An individual retirement account (IRA) is an important savings vehicle that allows individuals to make pre tax contributions into their own investment portfolio. There are annual contribution and household income limits to determine your investment for the given year. The contributions can be deducted on your taxes and the investments in the account grow tax-free until you make mandatory withdrawals from the portfolio.
IRAs have been around since 1974 and can assist your cash flow in retirement along with your Social Security and/or pensions that you might have. There are many advantages of establishing an IRA, but individuals must avoid withdrawal mistakes that can create huge tax bills and penalties. Here a few points for you to consider:
- Required Minimum Distributions (RMDs): When you reach the age of 70½ you must make mandatory withdrawals from your IRA account. Your IRA custodian will calculate the amount needed for your annual withdrawal and you have the entire calendar year to administer those funds out of the account. If you fail to withdraw the amount required the IRS will impose a 50% penalty on the amount not taken, which is a pretty steep punishment. If you have multiple IRA accounts through various investment or brokerage custodians, you must add the entire total of your RMDs and either take the entire amount from one account or any combination to satisfy your RMD for the year.
- Divorce: When IRAs need to split due to a divorce, the spouse receiving the assets should maintain the tax advantage status of the IRA via a tax- free direct transfer into their own IRA. If one spouse were to receive the funds directly, without implementing the direct transfer route, a 10% penalty would be applied if the individual were under the age of 59½ and the amount taken would be a taxable event, which can create a sizable tax liability. Proper planning can avoid this issue.

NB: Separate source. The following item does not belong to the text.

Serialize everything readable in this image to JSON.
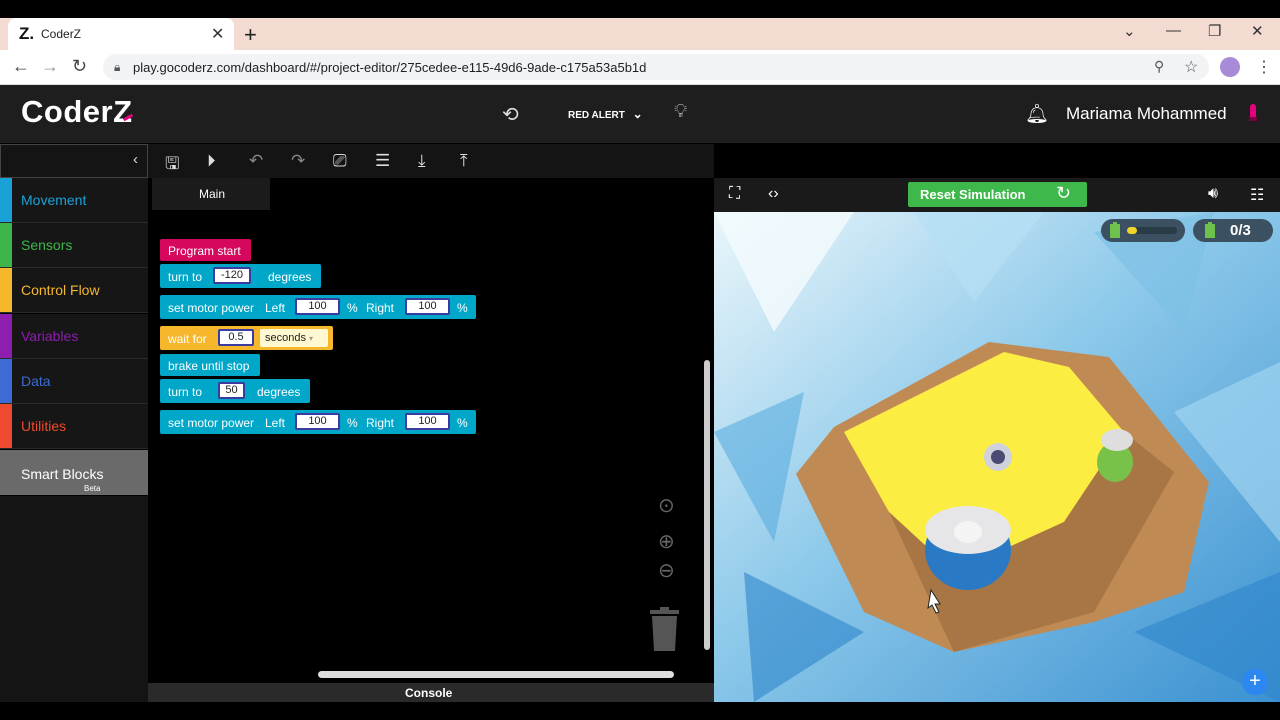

- 72(t) distributions: There is a 10% penalty if you were to withdraw funds from your IRA account before 59½. But, 72(t) distributions are a series of withdrawals prior to 59 ½ that will bypass the penalty. According to Investopedia, the Internal Revenue Code sections 72(t) and 72(q) allow for penalty-free early withdrawals from retirement accounts. You must make a series of equal payments from your IRA for at least five years or until 59½, whichever period is longer. There are several conditions that must be met and the distributions must be consistent. You can also not modify the agreed schedule for these payments. If you do violate the agreement a 10% penalty will take place to all distributions taken prior to age 59½. And remember, any distributions you take will be added to your income for the year. Be aware of this, since the withdrawals you take may push you into a higher tax bracket.
- Hardship withdrawals: Some company retirement plans allow employees the capability to access their 401(k) funds to help with a financial emergency. Investopedia provided a list of the withdrawals that are taxable and impose a 10% penalty; if you are under 59½, they are limited to certain medical expenses, purchase of your main home, tuition and educational expenses and payments to prevent foreclosure on your home, to name a few. But, if you withdraw from your IRA account for the any reason and roll back the funds that you withdrew within 60 days, you will avoid the 10% penalty. The rule allows you to receive the distribution, make use of the funds for a period of 60 days, and then redeposit the funds into your IRA without any tax consequences. You are only allowed to do this 60 day rollover once per year, and the responsibility is on the individual to make sure the rollover occurs within 60 days.
Please consult with your tax and financial advisor when making withdrawals from your IRA. It can save a major headache down the road.